## TASK
Every record here needs to be duplicated exactly.

* * *

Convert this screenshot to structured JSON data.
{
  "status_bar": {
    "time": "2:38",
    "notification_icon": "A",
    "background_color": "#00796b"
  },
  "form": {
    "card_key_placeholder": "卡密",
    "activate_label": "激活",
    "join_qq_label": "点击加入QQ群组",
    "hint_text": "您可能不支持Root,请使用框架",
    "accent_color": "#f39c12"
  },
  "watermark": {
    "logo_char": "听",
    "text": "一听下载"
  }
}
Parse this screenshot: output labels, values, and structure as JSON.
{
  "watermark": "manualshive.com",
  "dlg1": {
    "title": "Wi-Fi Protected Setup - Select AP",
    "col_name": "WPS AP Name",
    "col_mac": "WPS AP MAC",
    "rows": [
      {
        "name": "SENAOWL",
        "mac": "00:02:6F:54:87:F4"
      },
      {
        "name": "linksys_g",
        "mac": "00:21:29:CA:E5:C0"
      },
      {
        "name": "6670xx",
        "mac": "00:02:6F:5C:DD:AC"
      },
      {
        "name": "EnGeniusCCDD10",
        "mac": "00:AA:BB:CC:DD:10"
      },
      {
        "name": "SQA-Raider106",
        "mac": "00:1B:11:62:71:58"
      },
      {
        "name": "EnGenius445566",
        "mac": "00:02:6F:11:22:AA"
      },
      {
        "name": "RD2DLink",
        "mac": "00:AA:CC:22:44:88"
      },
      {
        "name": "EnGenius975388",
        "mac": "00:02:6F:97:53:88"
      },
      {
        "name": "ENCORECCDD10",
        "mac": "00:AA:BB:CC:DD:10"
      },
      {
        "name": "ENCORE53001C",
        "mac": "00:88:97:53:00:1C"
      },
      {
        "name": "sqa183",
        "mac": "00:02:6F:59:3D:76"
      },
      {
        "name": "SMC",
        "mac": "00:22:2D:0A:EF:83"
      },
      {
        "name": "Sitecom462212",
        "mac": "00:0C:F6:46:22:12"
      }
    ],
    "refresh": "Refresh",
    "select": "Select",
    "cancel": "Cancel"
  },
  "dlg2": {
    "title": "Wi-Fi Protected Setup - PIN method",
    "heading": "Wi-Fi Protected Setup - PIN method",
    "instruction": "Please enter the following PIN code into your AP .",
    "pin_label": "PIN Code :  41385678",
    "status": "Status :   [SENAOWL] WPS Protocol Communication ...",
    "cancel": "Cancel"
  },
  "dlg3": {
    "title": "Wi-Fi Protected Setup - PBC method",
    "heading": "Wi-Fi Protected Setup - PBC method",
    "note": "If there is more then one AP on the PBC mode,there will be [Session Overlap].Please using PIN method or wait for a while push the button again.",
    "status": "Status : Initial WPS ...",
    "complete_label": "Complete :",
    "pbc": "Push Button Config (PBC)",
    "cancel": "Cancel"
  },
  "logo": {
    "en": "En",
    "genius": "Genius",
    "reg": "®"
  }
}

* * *

## TASK RESPONSE
Convert this screenshot to structured JSON data.
{
  "status_bar": {
    "time": "2:38",
    "notification_icon": "A",
    "background_color": "#00796b"
  },
  "form": {
    "card_key_placeholder": "卡密",
    "activate_label": "激活",
    "join_qq_label": "点击加入QQ群组",
    "hint_text": "您可能不支持Root,请使用框架",
    "accent_color": "#f39c12"
  },
  "watermark": {
    "logo_char": "听",
    "text": "一听下载"
  }
}
Parse this screenshot: output labels, values, and structure as JSON.
{
  "watermark": "manualshive.com",
  "dlg1": {
    "title": "Wi-Fi Protected Setup - Select AP",
    "col_name": "WPS AP Name",
    "col_mac": "WPS AP MAC",
    "rows": [
      {
        "name": "SENAOWL",
        "mac": "00:02:6F:54:87:F4"
      },
      {
        "name": "linksys_g",
        "mac": "00:21:29:CA:E5:C0"
      },
      {
        "name": "6670xx",
        "mac": "00:02:6F:5C:DD:AC"
      },
      {
        "name": "EnGeniusCCDD10",
        "mac": "00:AA:BB:CC:DD:10"
      },
      {
        "name": "SQA-Raider106",
        "mac": "00:1B:11:62:71:58"
      },
      {
        "name": "EnGenius445566",
        "mac": "00:02:6F:11:22:AA"
      },
      {
        "name": "RD2DLink",
        "mac": "00:AA:CC:22:44:88"
      },
      {
        "name": "EnGenius975388",
        "mac": "00:02:6F:97:53:88"
      },
      {
        "name": "ENCORECCDD10",
        "mac": "00:AA:BB:CC:DD:10"
      },
      {
        "name": "ENCORE53001C",
        "mac": "00:88:97:53:00:1C"
      },
      {
        "name": "sqa183",
        "mac": "00:02:6F:59:3D:76"
      },
      {
        "name": "SMC",
        "mac": "00:22:2D:0A:EF:83"
      },
      {
        "name": "Sitecom462212",
        "mac": "00:0C:F6:46:22:12"
      }
    ],
    "refresh": "Refresh",
    "select": "Select",
    "cancel": "Cancel"
  },
  "dlg2": {
    "title": "Wi-Fi Protected Setup - PIN method",
    "heading": "Wi-Fi Protected Setup - PIN method",
    "instruction": "Please enter the following PIN code into your AP .",
    "pin_label": "PIN Code :  41385678",
    "status": "Status :   [SENAOWL] WPS Protocol Communication ...",
    "cancel": "Cancel"
  },
  "dlg3": {
    "title": "Wi-Fi Protected Setup - PBC method",
    "heading": "Wi-Fi Protected Setup - PBC method",
    "note": "If there is more then one AP on the PBC mode,there will be [Session Overlap].Please using PIN method or wait for a while push the button again.",
    "status": "Status : Initial WPS ...",
    "complete_label": "Complete :",
    "pbc": "Push Button Config (PBC)",
    "cancel": "Cancel"
  },
  "logo": {
    "en": "En",
    "genius": "Genius",
    "reg": "®"
  }
}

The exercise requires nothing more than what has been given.